Supplied material START
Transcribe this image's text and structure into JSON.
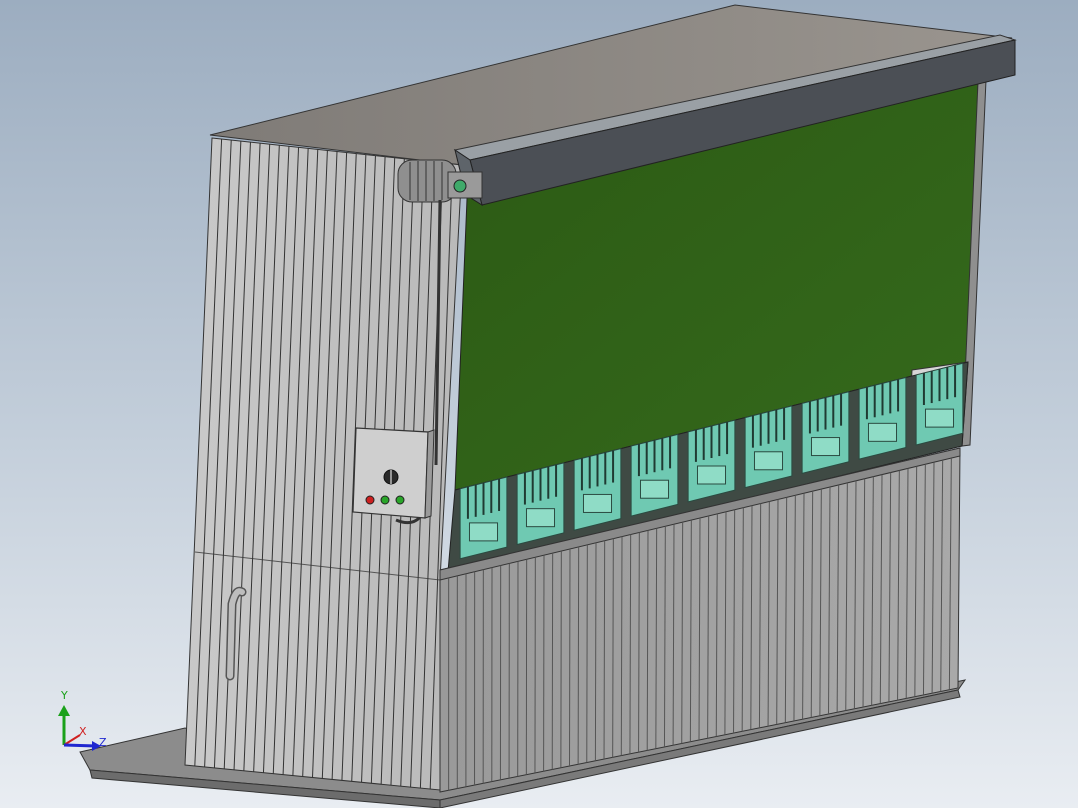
{
  "triad": {
    "x_label": "X",
    "y_label": "Y",
    "z_label": "Z"
  },
  "colors": {
    "background_top": "#9cadc0",
    "background_bottom": "#e9edf2",
    "housing": "#c8c8c8",
    "roof": "#8a8682",
    "canopy": "#4b4f55",
    "filter_screen": "#2f5e17",
    "cartridge": "#6fc9b2",
    "axis_x": "#d02020",
    "axis_y": "#1aa11a",
    "axis_z": "#2028d0"
  },
  "control_box": {
    "indicators": [
      {
        "name": "stop",
        "color": "#cc2020"
      },
      {
        "name": "run",
        "color": "#2aa52a"
      },
      {
        "name": "power",
        "color": "#2aa52a"
      }
    ]
  },
  "icons": [
    "knob-icon",
    "fan-motor-icon",
    "drain-pipe-icon"
  ]
}
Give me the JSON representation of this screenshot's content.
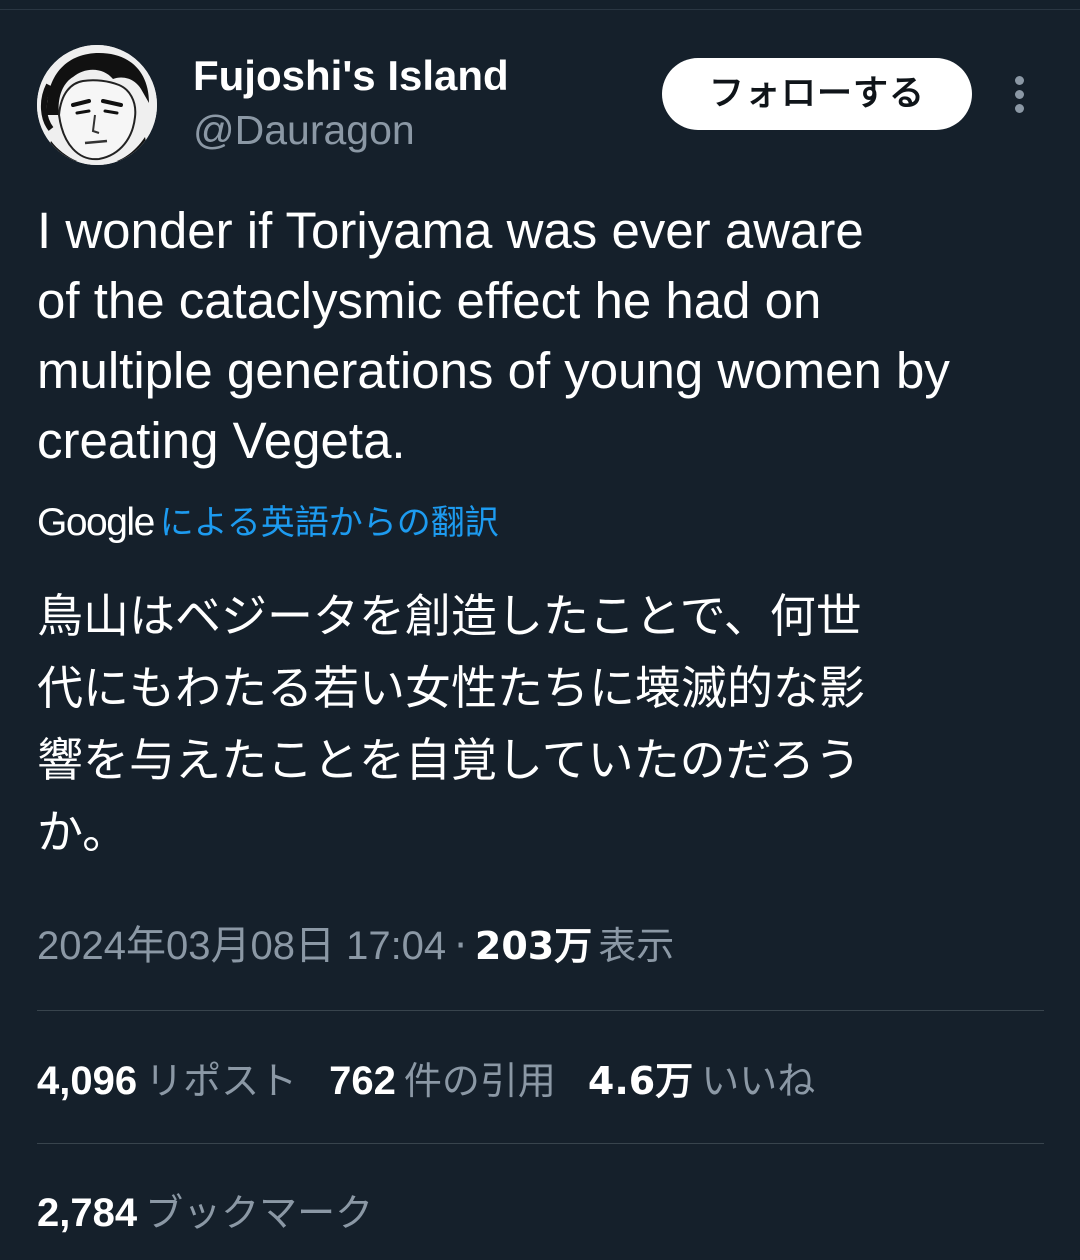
{
  "author": {
    "display_name": "Fujoshi's Island",
    "handle": "@Dauragon",
    "avatar_icon": "manga-character-avatar"
  },
  "actions": {
    "follow_label": "フォローする",
    "more_icon": "vertical-ellipsis-icon"
  },
  "tweet": {
    "text_lines": [
      "I wonder if Toriyama was ever aware",
      "of the cataclysmic effect he had on",
      "multiple generations of young women by",
      "creating Vegeta."
    ]
  },
  "translation": {
    "provider": "Google",
    "link_label": "による英語からの翻訳",
    "text_lines": [
      "鳥山はベジータを創造したことで、何世",
      "代にもわたる若い女性たちに壊滅的な影",
      "響を与えたことを自覚していたのだろう",
      "か。"
    ]
  },
  "meta": {
    "timestamp": "2024年03月08日 17:04",
    "separator": "·",
    "views_count": "203万",
    "views_label": "表示"
  },
  "stats": {
    "reposts_count": "4,096",
    "reposts_label": "リポスト",
    "quotes_count": "762",
    "quotes_label": "件の引用",
    "likes_count": "4.6万",
    "likes_label": "いいね",
    "bookmarks_count": "2,784",
    "bookmarks_label": "ブックマーク"
  },
  "colors": {
    "background": "#15202b",
    "text_primary": "#ffffff",
    "text_secondary": "#8b98a5",
    "link": "#1d9bf0",
    "divider": "#38444d"
  }
}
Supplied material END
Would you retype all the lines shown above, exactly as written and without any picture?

> [Solved problem]:
Transcribe this image's text and structure into JSON.
{
  "triad": {
    "x_label": "X",
    "y_label": "Y",
    "z_label": "Z"
  },
  "colors": {
    "background_top": "#9cadc0",
    "background_bottom": "#e9edf2",
    "housing": "#c8c8c8",
    "roof": "#8a8682",
    "canopy": "#4b4f55",
    "filter_screen": "#2f5e17",
    "cartridge": "#6fc9b2",
    "axis_x": "#d02020",
    "axis_y": "#1aa11a",
    "axis_z": "#2028d0"
  },
  "control_box": {
    "indicators": [
      {
        "name": "stop",
        "color": "#cc2020"
      },
      {
        "name": "run",
        "color": "#2aa52a"
      },
      {
        "name": "power",
        "color": "#2aa52a"
      }
    ]
  },
  "icons": [
    "knob-icon",
    "fan-motor-icon",
    "drain-pipe-icon"
  ]
}
Give me the JSON representation of this screenshot's content.
{
  "author": {
    "display_name": "Fujoshi's Island",
    "handle": "@Dauragon",
    "avatar_icon": "manga-character-avatar"
  },
  "actions": {
    "follow_label": "フォローする",
    "more_icon": "vertical-ellipsis-icon"
  },
  "tweet": {
    "text_lines": [
      "I wonder if Toriyama was ever aware",
      "of the cataclysmic effect he had on",
      "multiple generations of young women by",
      "creating Vegeta."
    ]
  },
  "translation": {
    "provider": "Google",
    "link_label": "による英語からの翻訳",
    "text_lines": [
      "鳥山はベジータを創造したことで、何世",
      "代にもわたる若い女性たちに壊滅的な影",
      "響を与えたことを自覚していたのだろう",
      "か。"
    ]
  },
  "meta": {
    "timestamp": "2024年03月08日 17:04",
    "separator": "·",
    "views_count": "203万",
    "views_label": "表示"
  },
  "stats": {
    "reposts_count": "4,096",
    "reposts_label": "リポスト",
    "quotes_count": "762",
    "quotes_label": "件の引用",
    "likes_count": "4.6万",
    "likes_label": "いいね",
    "bookmarks_count": "2,784",
    "bookmarks_label": "ブックマーク"
  },
  "colors": {
    "background": "#15202b",
    "text_primary": "#ffffff",
    "text_secondary": "#8b98a5",
    "link": "#1d9bf0",
    "divider": "#38444d"
  }
}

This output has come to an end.